Date of this Version
Transactions of the American Microscopical Society, Vol. 29, No. 2 (1908)

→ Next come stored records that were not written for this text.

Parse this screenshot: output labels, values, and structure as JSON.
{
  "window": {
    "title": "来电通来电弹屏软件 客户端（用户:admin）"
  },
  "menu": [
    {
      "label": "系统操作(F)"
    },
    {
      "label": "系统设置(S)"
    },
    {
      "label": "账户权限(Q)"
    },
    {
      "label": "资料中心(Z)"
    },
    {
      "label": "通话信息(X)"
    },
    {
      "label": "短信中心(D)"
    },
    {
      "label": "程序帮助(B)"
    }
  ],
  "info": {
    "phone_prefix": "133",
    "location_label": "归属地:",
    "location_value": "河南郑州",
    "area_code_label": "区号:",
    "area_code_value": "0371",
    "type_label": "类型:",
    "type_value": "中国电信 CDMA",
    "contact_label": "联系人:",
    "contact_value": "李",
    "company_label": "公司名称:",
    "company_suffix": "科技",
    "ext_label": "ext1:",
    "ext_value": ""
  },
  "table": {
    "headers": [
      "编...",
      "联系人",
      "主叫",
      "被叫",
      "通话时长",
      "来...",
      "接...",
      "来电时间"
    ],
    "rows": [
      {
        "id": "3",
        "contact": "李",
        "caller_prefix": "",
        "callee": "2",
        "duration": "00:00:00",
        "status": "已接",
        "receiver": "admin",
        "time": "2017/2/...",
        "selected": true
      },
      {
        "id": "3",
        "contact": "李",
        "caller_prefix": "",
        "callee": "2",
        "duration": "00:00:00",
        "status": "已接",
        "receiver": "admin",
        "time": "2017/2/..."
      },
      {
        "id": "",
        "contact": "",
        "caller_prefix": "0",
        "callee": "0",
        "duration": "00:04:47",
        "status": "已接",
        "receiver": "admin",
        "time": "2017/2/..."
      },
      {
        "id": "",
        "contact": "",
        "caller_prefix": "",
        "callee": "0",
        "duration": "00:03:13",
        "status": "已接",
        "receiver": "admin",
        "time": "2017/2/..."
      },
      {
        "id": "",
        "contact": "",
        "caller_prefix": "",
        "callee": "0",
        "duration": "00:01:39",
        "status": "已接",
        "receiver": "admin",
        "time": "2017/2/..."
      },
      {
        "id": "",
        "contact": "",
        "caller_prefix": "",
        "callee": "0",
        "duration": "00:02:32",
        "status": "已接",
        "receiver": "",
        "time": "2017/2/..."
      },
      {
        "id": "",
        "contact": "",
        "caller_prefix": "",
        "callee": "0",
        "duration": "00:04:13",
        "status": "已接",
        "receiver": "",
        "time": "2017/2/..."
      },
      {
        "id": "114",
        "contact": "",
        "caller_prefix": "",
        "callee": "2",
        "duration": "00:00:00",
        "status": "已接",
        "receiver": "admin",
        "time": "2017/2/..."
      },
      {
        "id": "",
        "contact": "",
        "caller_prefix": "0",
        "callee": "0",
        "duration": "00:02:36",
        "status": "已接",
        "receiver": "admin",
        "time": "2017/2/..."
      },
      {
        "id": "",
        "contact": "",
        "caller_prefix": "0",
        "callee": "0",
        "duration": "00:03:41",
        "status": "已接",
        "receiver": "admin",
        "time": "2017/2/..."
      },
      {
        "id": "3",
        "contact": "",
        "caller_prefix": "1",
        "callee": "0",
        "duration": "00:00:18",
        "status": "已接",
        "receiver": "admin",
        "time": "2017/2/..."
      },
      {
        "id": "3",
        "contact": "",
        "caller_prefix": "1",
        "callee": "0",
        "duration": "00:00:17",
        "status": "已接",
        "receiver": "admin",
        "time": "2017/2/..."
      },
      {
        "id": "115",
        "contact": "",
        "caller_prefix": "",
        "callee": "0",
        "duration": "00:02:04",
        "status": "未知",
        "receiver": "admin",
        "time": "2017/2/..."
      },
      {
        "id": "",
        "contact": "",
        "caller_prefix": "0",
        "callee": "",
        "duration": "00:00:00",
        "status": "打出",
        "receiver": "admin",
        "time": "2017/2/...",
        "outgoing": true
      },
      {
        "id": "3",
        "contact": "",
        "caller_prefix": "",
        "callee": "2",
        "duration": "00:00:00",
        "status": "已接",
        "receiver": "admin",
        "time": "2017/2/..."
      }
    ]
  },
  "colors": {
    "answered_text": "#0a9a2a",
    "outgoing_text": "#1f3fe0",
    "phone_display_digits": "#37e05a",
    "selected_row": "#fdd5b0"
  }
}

The Arrhenuri comprise the largest genus of the Hydrachnidre, and one of the most highly differentiated and widely distributed. The genus is easily recognized by the following characters. The thick chitinous covering of the body is pierced by large pores. A circular furrow on the dorsal side marks off an area which is entirely enclosed in the female, in the male usually open onto the posterior extension of the body. The females are oval in form and much alike; the males are smaller and vary greatly from each other and from the females. They are characterized by a posterior prolongation of the body of varying length and complexity called the appendix, at the end of which there is often developed an accessory sex organ, the petiole. The epimera are in three groups. The capitulum has the form of a shield with a wedge-shaped notch closed by a membrane. The genital cleft in the female is flanked by two large semicircular discs, from each of which extends a Wing-shaped area covered with small acetabula. The male genitat area, at the base of the appendix, has narrow plates forming an elliptical plate for the cleft, from which extend narrow wing-shaped areas. The palpi are short and stout, ending in a pincer formed by the fifth segment and a prolongation from the distal end of the fourth. The legs are relatively short and much alike throughout the genus; the last three pairs have swimming-hairs, and the fourth segment of the fourth leg in the male usually has a spur bearing a bunch of hairs.